Assuming an indicator value that is less then 1 (ie. .99), the equivalence equation informs you that the product pair (EUR/USD)*(USD/CHF) is .99 the size of (EUR/CHF). Hence, the pair (EUR/USD)*(USD/CHF) is smaller than (EUR/CHF). What trade is one to take? To answer this, one has to know what it is that they are actually trading. The answer of course is the SPREAD between the variables of the BALANCED equation. As a result, the indicator is actually a REALTIME COEFFICIENT that indicates what COEFFICIENT VALUE BALANCES the variables of the equation. So now, what trade is one to put on? The answer is straight forward... If the COEFFICIENT is .99, we know that the left side is smaller than the right side. By thinking of a SEE SAW, this coefficient is saying what needs to occur between the variables in order to balance the SEE SAW. So we know that the pair (EUR/USD)*(USD/CHF) is .99x the size of (EUR/CHF). In other words (EUR/CHF) is numerically higher (think see saw) than (EUR/USD)*(USD/CHF), numerically lower. In order for the variables to be balanced, either (EUR/CHF) must move lower by (1-.99)*(EUR/CHF) pips, or (EUR/USD)*(USD/CHF) must move higher... Since (EUR/USD)*(USD/CHF) must either stay the same or go higher to balance out the variables, then one must Buy (EUR/USD) and Buy (USD/CHF). Since (EUR/CHF) must either stay the same or move lower to balance the variables of the equation, then one looks to Sell (EUR/CHF).

Understanding this explanation, it is then easy to full understand the x>1 case. As a result, we now have a complete understanding of the entire trading paradigm from math, to coefficient, to execution (ie. B or S).

Earlier someone mentioned the hedges going against you. This is impossible due to programmed arbitrage. But, let's look at what this means!!! Say the COEFFICIENT went to 1.5. This would mean that (EUR/CHF) is trading at a higher price then (EUR/USD)*(USD/CHF). It would be exactly like buying a $1 and then immediately selling the $1 elsewhere for $1.50. In otherwords, FREE MONEY. NO MARKETS allow for such gross arbitrage opportunities.

The principle behind the equation is that whether you exchange your EURO directly for CHF or indirectly by first converting to to USD and then converting USD to CHF, you should always end up with the same amount. Otherwise, one could arbitrage the opportunity.
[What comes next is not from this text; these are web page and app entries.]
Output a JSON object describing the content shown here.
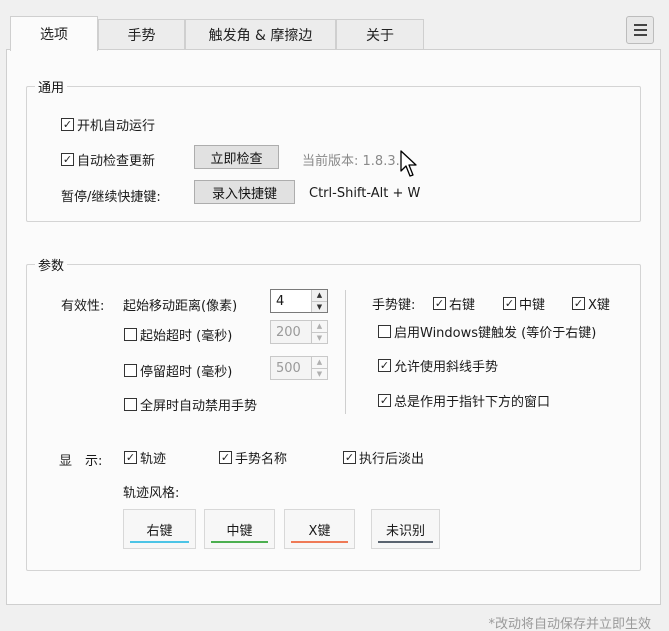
{
  "tabs": [
    "选项",
    "手势",
    "触发角 & 摩擦边",
    "关于"
  ],
  "general": {
    "title": "通用",
    "autostart_label": "开机自动运行",
    "autostart_checked": true,
    "autoupdate_label": "自动检查更新",
    "autoupdate_checked": true,
    "check_now_label": "立即检查",
    "version_label": "当前版本:",
    "version_value": "1.8.3.0",
    "hotkey_label": "暂停/继续快捷键:",
    "record_hotkey_label": "录入快捷键",
    "hotkey_value": "Ctrl-Shift-Alt + W"
  },
  "params": {
    "title": "参数",
    "validity_label": "有效性:",
    "min_distance_label": "起始移动距离(像素)",
    "min_distance_value": "4",
    "start_timeout_label": "起始超时 (毫秒)",
    "start_timeout_checked": false,
    "start_timeout_value": "200",
    "stay_timeout_label": "停留超时 (毫秒)",
    "stay_timeout_checked": false,
    "stay_timeout_value": "500",
    "fullscreen_label": "全屏时自动禁用手势",
    "fullscreen_checked": false,
    "gesture_key_label": "手势键:",
    "right_key_label": "右键",
    "right_key_checked": true,
    "middle_key_label": "中键",
    "middle_key_checked": true,
    "x_key_label": "X键",
    "x_key_checked": true,
    "win_key_label": "启用Windows键触发 (等价于右键)",
    "win_key_checked": false,
    "diagonal_label": "允许使用斜线手势",
    "diagonal_checked": true,
    "under_pointer_label": "总是作用于指针下方的窗口",
    "under_pointer_checked": true,
    "display_label": "显　示:",
    "trail_label": "轨迹",
    "trail_checked": true,
    "gesture_name_label": "手势名称",
    "gesture_name_checked": true,
    "fade_label": "执行后淡出",
    "fade_checked": true,
    "trail_style_label": "轨迹风格:",
    "styles": [
      {
        "label": "右键",
        "color": "#4cc4e6"
      },
      {
        "label": "中键",
        "color": "#4caf50"
      },
      {
        "label": "X键",
        "color": "#ef7a56"
      },
      {
        "label": "未识别",
        "color": "#5a6470"
      }
    ]
  },
  "footer_note": "*改动将自动保存并立即生效",
  "icons": {
    "menu": "hamburger-menu-icon",
    "cursor": "mouse-cursor-icon",
    "check": "checkmark-icon"
  }
}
The coefficient explicitly says their is a small opportunity to sieze. We have just described exactly why the opportunity is really and bound to being small and not large...

So what to do to create more opportunities? Personally, I like to play with a variable that is there but has been removed from the equations (ie. t=TIME). Folks have mentioned how they have to pull the trigger quickly on all 3 simultaneously. I on the other hand, don't mind varying the individual time component of each variable...

Let's see how much of this folks are chewing before we can crank the discussion up several notches... Also, the 17 point or 67 point move is not in the space of possible outcomes of this type of SPREAD trading. In other words, the individual movement without regard to the other variables has nothing to do with this type of framework...

Regards...

Well stated, makosgu! We may express the FPI as a ratio between the value of arbitrary FX pair in ring and the value of the rest of the ring.

I disagree with your "time varying" idea, though. Anytime your overall position is not fully hedged, you are exposed to the fluctuations of the non-hedged parts of the individual positions.

In commonplace trading, we are always exposed to the fluctuactions, that's obvious. But for FPI to work properly, this exposure must be eliminated by opening/closing the individual positions at once if possible.

Michal